The appellant now claims by his motion to vacate and the amendment thereto that his plea of guilty was involuntary because he was mentally incompetent as a result of being in the throes of withdrawal from the use of drugs and that his counsel was incompetent. The district judge denied the motion and its amendment without an evidentiary hearing. We affirm.

The fact that the appellant was in continuous custody for approximately three months before trial would cast grave doubt on his claim that he was suffering from the withdrawal of the use of drugs. To dispel this doubt appellant says in his brief that narcotics were readily available in the jail and that he was in fact using drugs throughout his period of incarceration. He also says in his brief that the court,

"* * * chose to ignore the well known fact that it is not only quite possible, but quite easy to procure and obtain narcotics in the Wayne County Jail."

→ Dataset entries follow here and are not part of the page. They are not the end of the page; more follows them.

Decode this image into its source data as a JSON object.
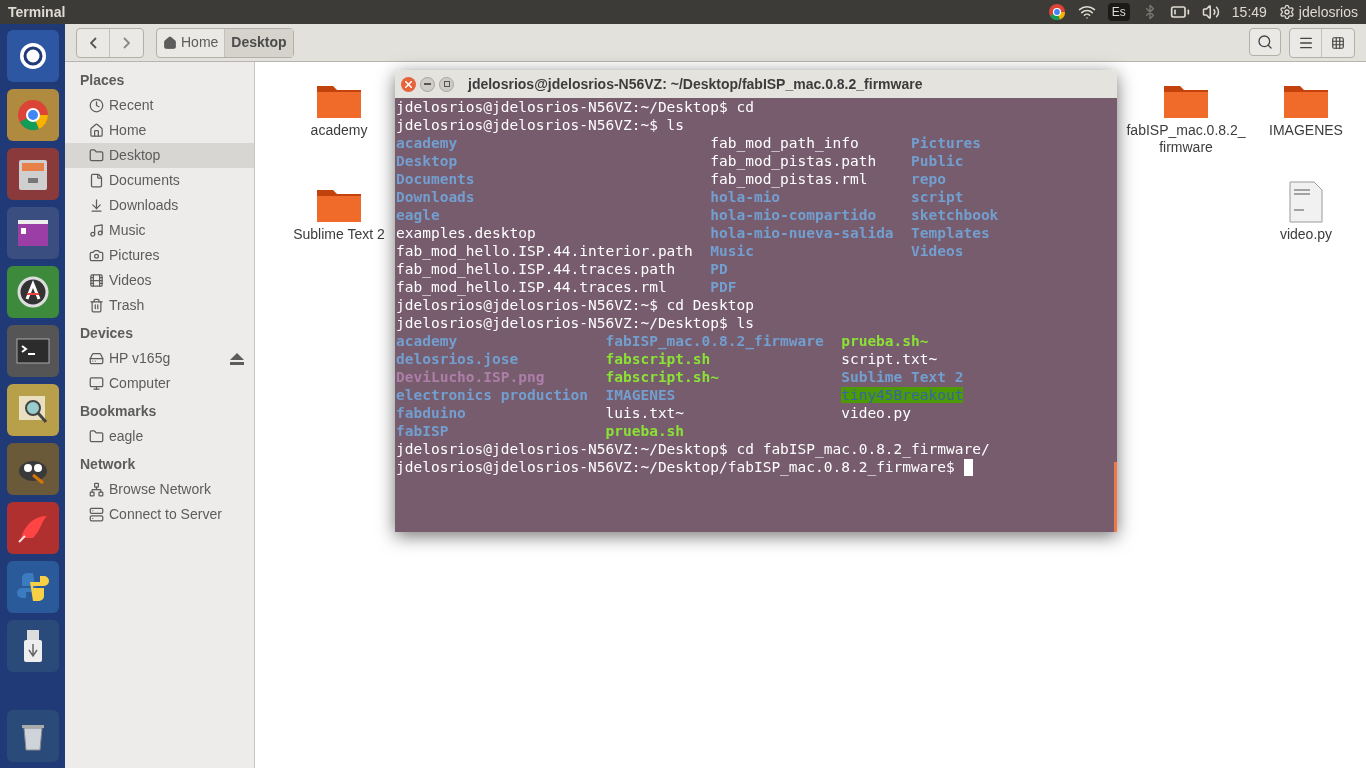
{
  "top_bar": {
    "title": "Terminal",
    "keyboard": "Es",
    "time": "15:49",
    "user": "jdelosrios"
  },
  "toolbar": {
    "breadcrumbs": [
      {
        "label": "Home",
        "selected": false
      },
      {
        "label": "Desktop",
        "selected": true
      }
    ]
  },
  "sidebar": {
    "sections": [
      {
        "title": "Places",
        "items": [
          {
            "label": "Recent",
            "selected": false
          },
          {
            "label": "Home",
            "selected": false
          },
          {
            "label": "Desktop",
            "selected": true
          },
          {
            "label": "Documents",
            "selected": false
          },
          {
            "label": "Downloads",
            "selected": false
          },
          {
            "label": "Music",
            "selected": false
          },
          {
            "label": "Pictures",
            "selected": false
          },
          {
            "label": "Videos",
            "selected": false
          },
          {
            "label": "Trash",
            "selected": false
          }
        ]
      },
      {
        "title": "Devices",
        "items": [
          {
            "label": "HP v165g",
            "selected": false,
            "ejectable": true
          },
          {
            "label": "Computer",
            "selected": false,
            "ejectable": false
          }
        ]
      },
      {
        "title": "Bookmarks",
        "items": [
          {
            "label": "eagle",
            "selected": false
          }
        ]
      },
      {
        "title": "Network",
        "items": [
          {
            "label": "Browse Network",
            "selected": false
          },
          {
            "label": "Connect to Server",
            "selected": false
          }
        ]
      }
    ]
  },
  "desktop_items": [
    {
      "label": "academy",
      "kind": "folder"
    },
    {
      "label": "fabISP_mac.0.8.2_ firmware",
      "kind": "folder"
    },
    {
      "label": "IMAGENES",
      "kind": "folder"
    },
    {
      "label": "Sublime Text 2",
      "kind": "folder"
    },
    {
      "label": "video.py",
      "kind": "script"
    }
  ],
  "terminal": {
    "title": "jdelosrios@jdelosrios-N56VZ: ~/Desktop/fabISP_mac.0.8.2_firmware",
    "lines": [
      {
        "kind": "prompt",
        "text": "jdelosrios@jdelosrios-N56VZ:~/Desktop$ cd"
      },
      {
        "kind": "prompt",
        "text": "jdelosrios@jdelosrios-N56VZ:~$ ls"
      },
      {
        "kind": "listing",
        "rows": [
          [
            {
              "text": "academy",
              "kind": "dir"
            },
            {
              "text": "fab_mod_path_info",
              "kind": "file"
            },
            {
              "text": "Pictures",
              "kind": "dir"
            }
          ],
          [
            {
              "text": "Desktop",
              "kind": "dir"
            },
            {
              "text": "fab_mod_pistas.path",
              "kind": "file"
            },
            {
              "text": "Public",
              "kind": "dir"
            }
          ],
          [
            {
              "text": "Documents",
              "kind": "dir"
            },
            {
              "text": "fab_mod_pistas.rml",
              "kind": "file"
            },
            {
              "text": "repo",
              "kind": "dir"
            }
          ],
          [
            {
              "text": "Downloads",
              "kind": "dir"
            },
            {
              "text": "hola-mio",
              "kind": "dir"
            },
            {
              "text": "script",
              "kind": "dir"
            }
          ],
          [
            {
              "text": "eagle",
              "kind": "dir"
            },
            {
              "text": "hola-mio-compartido",
              "kind": "dir"
            },
            {
              "text": "sketchbook",
              "kind": "dir"
            }
          ],
          [
            {
              "text": "examples.desktop",
              "kind": "file"
            },
            {
              "text": "hola-mio-nueva-salida",
              "kind": "dir"
            },
            {
              "text": "Templates",
              "kind": "dir"
            }
          ],
          [
            {
              "text": "fab_mod_hello.ISP.44.interior.path",
              "kind": "file"
            },
            {
              "text": "Music",
              "kind": "dir"
            },
            {
              "text": "Videos",
              "kind": "dir"
            }
          ],
          [
            {
              "text": "fab_mod_hello.ISP.44.traces.path",
              "kind": "file"
            },
            {
              "text": "PD",
              "kind": "dir"
            }
          ],
          [
            {
              "text": "fab_mod_hello.ISP.44.traces.rml",
              "kind": "file"
            },
            {
              "text": "PDF",
              "kind": "dir"
            }
          ]
        ]
      },
      {
        "kind": "prompt",
        "text": "jdelosrios@jdelosrios-N56VZ:~$ cd Desktop"
      },
      {
        "kind": "prompt",
        "text": "jdelosrios@jdelosrios-N56VZ:~/Desktop$ ls"
      },
      {
        "kind": "listing",
        "rows": [
          [
            {
              "text": "academy",
              "kind": "dir"
            },
            {
              "text": "fabISP_mac.0.8.2_firmware",
              "kind": "dir"
            },
            {
              "text": "prueba.sh~",
              "kind": "exec"
            }
          ],
          [
            {
              "text": "delosrios.jose",
              "kind": "dir"
            },
            {
              "text": "fabscript.sh",
              "kind": "exec"
            },
            {
              "text": "script.txt~",
              "kind": "file"
            }
          ],
          [
            {
              "text": "DeviLucho.ISP.png",
              "kind": "image"
            },
            {
              "text": "fabscript.sh~",
              "kind": "exec"
            },
            {
              "text": "Sublime Text 2",
              "kind": "dir"
            }
          ],
          [
            {
              "text": "electronics production",
              "kind": "dir"
            },
            {
              "text": "IMAGENES",
              "kind": "dir"
            },
            {
              "text": "tiny45Breakout",
              "kind": "shared_dir"
            }
          ],
          [
            {
              "text": "fabduino",
              "kind": "dir"
            },
            {
              "text": "luis.txt~",
              "kind": "file"
            },
            {
              "text": "video.py",
              "kind": "file"
            }
          ],
          [
            {
              "text": "fabISP",
              "kind": "dir"
            },
            {
              "text": "prueba.sh",
              "kind": "exec"
            }
          ]
        ]
      },
      {
        "kind": "prompt",
        "text": "jdelosrios@jdelosrios-N56VZ:~/Desktop$ cd fabISP_mac.0.8.2_firmware/"
      },
      {
        "kind": "prompt",
        "text": "jdelosrios@jdelosrios-N56VZ:~/Desktop/fabISP_mac.0.8.2_firmware$",
        "cursor": true
      }
    ]
  }
}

These are pure conclusory statements and in the absence of any allegations in his motion and particularly specific allegations as to how, when and where he obtained narcotics in the jail we would not give them credence.

Then too, the fact that in the fourth day of trial after two government witnesses had testified, the appellant offered through his attorney to plead guilty to a lesser offense with an exposure to ten years of imprisonment instead of forty lends credence to the voluntary character of the plea. This is true despite the claim of appellant that it should have cast suspicion on the transaction. The bargaining away of a possible forty year committment for a maximum of ten years is not the act of an incompetent.

The district judge had the appellant under close observation during the four days of trial and as he said,

"The record clearly shows that there was no basis for a hearing at the time of the trial to determine mental competence. The Petitioner intelligently aided his attorney during the trial, communicated with him without difficulty, and had been continuously in custody for a period of three months before trial.

"Nor is there any merit to Petitioner's contention that his attorney was incompetent. Mr. Tucker was represented by an extremely competent and experienced criminal trial lawyer, Mr. Joel Shere, and the record indicates that Mr. Tucker was extremely well represented by this attorney. Lengthy conferences were had between attorney and client throughout the four days of trial and prior to plea."